A new awareness for Korea grew out of the end of the Korean War. At the University of Pennsylvania, it meant for more attention and time to be devoted towards fostering education about Korea on campus and having more relations with Koreans than ever before. Unfortunately, at the end of the 1950s, a Penn student from Korea was viciously murdered in Philadelphia named In-Ho Oh. To honor his memory, the In-Ho Oh scholarship was created at Penn and would bring more Koreans over to study at the campus. Some such students were Young-Moo Shin and Hyong-Kap Kim (pictured above). In-Ho Oh’s aunt, Mrs. Za Yung Oh also studied at the University of Pennsylvania campus; she studied voice, and performed in 1959 at the Polio League of Philadelphia at Chateau Crillon, singing with the Korean harp.
That same year, the Mayor of Seoul, Korea, Huh Chung, was the guest of the Trustees of Penn. At the University Museum on May 15, 1959, a tea was held in his honor. He greeted the two In-Ho Oh scholars, as well as other Koreans in Philadelphia area institutions, and was the guest of the Mayor of Philadelphia (who had also previously greeted the two In-Ho Oh scholars), Richardson Dilworth.
Another close tie of Penn to Koreans was one that developed out of the Glee Club’s Director since 1956, Bruce Montgomery. Montgomery had served in the Korean War and had met an orphaned boy while in active service at Yang-gu, located near to the Hwachon Reservoir. He and some other men gave the boy the name “Cheesai” which meant “little” in Korean and Montgomery sang American songs to him. “Cheesai,” in return, sang Korean folks songs back to Montgomery, who brought music manuscripts he had written back to Penn and which the Glee Club performed. Influenced by the “Cheesai” story, the Glee Club adopted another Korean boy, Chung Woo Won through Overseas Children, Inc. in New York. They donated spare change to their cause at every rehearsal. In this way, the Glee Club of the University of Pennsylvania helped to support the Korean boy, who was able to advance in his primary education.
The Van Pelt library made an exhibit of Korean history and culture in March 1977, displaying Korean costumes, chinaware, furniture, scrolls, etc. as well as the some of the Korean literature collection the library owned.
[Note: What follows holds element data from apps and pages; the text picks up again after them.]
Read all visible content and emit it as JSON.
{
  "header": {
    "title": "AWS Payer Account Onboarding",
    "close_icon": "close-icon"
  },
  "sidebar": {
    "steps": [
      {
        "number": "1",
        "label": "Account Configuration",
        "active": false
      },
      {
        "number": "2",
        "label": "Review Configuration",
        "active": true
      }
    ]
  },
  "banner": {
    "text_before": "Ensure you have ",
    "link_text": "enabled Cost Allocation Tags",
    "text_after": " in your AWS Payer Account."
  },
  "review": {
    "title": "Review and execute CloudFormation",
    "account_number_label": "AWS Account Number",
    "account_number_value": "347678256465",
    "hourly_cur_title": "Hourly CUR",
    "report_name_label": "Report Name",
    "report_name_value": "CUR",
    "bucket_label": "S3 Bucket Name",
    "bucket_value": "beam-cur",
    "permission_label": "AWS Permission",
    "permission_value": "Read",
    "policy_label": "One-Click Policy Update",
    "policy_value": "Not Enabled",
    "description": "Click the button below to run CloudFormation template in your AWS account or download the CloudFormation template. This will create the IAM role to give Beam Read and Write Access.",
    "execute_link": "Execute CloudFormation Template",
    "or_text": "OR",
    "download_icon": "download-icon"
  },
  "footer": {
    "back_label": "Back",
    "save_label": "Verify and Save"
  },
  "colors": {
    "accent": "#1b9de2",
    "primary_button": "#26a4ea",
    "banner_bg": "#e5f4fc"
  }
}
Four years later, “A Winter Concert” was presented by the Korean Cultural Society of the University of Pennsylvania (an undergraduate organization) at the University Museum, which four young Koreans performed in.
The United Nations Ambassador to Korea, Kyung Won Kim, appeared on the Penn campus at a Korea forum in March 1983. Sponsored by the Korean Cultural Society, the conference was “designed to promote unity among Korean students at universities in the region.” The theme of the forum was “The Second Generation – Today and Its Future.” Many students from institutions of higher learning across the East Coast attended the conference, including all of the Ivy League schools. Kenny Kim, who was then the Vice President of the Korean Cultural Society at Penn, was reported as having stated that the “conference [was] the largest of its kind on the East Coast.”